Cole Hamels pitched seven solid innings. Should he have pitched the eighth?

Last night's 6-4 loss to the Cubs might have been the worst loss of the season:

1. It was the first game of a four-game series against a team that is terribly difficult to beat at home. The Cubs are 50-19 at Wrigley Field this season, the best home record in baseball. Getting a split at Wrigley would be considered a success this weekend, and the Phillies were six outs away from putting themselves in great position to do that.

2. The Phillies scored four runs in six innings against Cubs righthander Ryan Dempster, which is no small feat considering Dempster has been one of the best pitchers in the National League this season and one of the best pitchers in baseball since the all-star break.

3. Cole Hamels pitched beautifully through seven innings, allowing only a run and five hits in seven innings.

4. It only gets tougher from here. The Phillies have to try to beat Cubs righthander Rich Harden this afternoon. He also has been one of the best pitchers in baseball since the break.

Should Hamels have started the eighth? Last night Manuel said Hamels was "absolutely spent." Hamels left the clubhouse without comment, which led most to believe that he wanted to pitch the eighth. After all, he threw 108 pitches. He appeared to be in control.

So why pull him?

Hamels said he was done.

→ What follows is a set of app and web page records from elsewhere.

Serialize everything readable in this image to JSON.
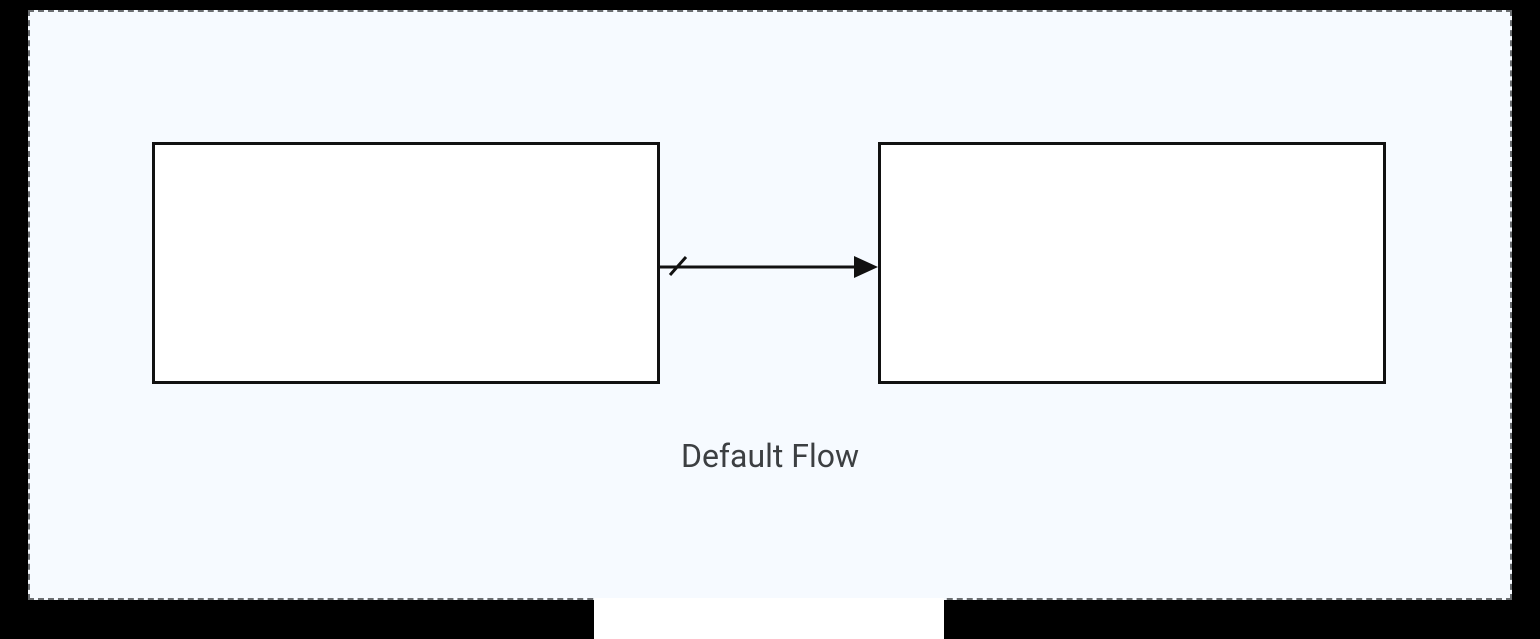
{
  "diagram": {
    "caption": "Default Flow",
    "nodes": {
      "a": {
        "label": ""
      },
      "b": {
        "label": ""
      }
    },
    "connector": {
      "type": "default-flow",
      "from": "a",
      "to": "b"
    }
  }
}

"Once you get to 105, 110 pitches, you're pushing the envelope, especially this late in the season," he said this morning at Wrigley Field. "Obviously, I'm leading the league in innings. My body definitely has taken a toll. If I was maybe around the 98 to 104 mark, I possibily could have gone out. But just after that last inning -- that was a 20-pitch inning, I believe -- it took a toll. I knew with my space coming up in the order, I'm 0 for 2, it's not like I'm really doing anything special. I trust the bullpen 100 percent. That's why we have the best bullpen in the National League with the best ERA. Unfortuantely, sometimes it doesn't happen. You can't put any blame on that. It's just kind of the circumstances."

So, again, physically he felt like he shouldn't have pitched the eighth?

"No," he said. "Physically, no. I don't think it would have benefited, just with that last tough inning in the seventh. I guess your energy the way it is, I know I have to put in quality inning after quality inning. If I know I'm not fresh enough to do that, why put myself in a (position) not to benefit the team and also have to look at it from the standpoint that I have another start in five days?"

Said Dubee: "He said he had enough, so what can you do? I'm not going to send a guy out there that says he's done. He said he was pretty spent. ... He was the third hitter (in the eighth). If there were two outs and nobody on, he would have gone out there. But again, he had seven quality innings and he had enough. He had enough."


In the Phillies Notebook: J.C. Romero said he wanted to pitch in the eighth inning in Wednesday's 6-3 loss to the Mets.


Got confirmation from a Phillies source: the Phillies have acquired Matt Stairs from the Blue Jays for a minor leaguer. That mystery man could be announced after the game, and Stairs could be in town this weekend.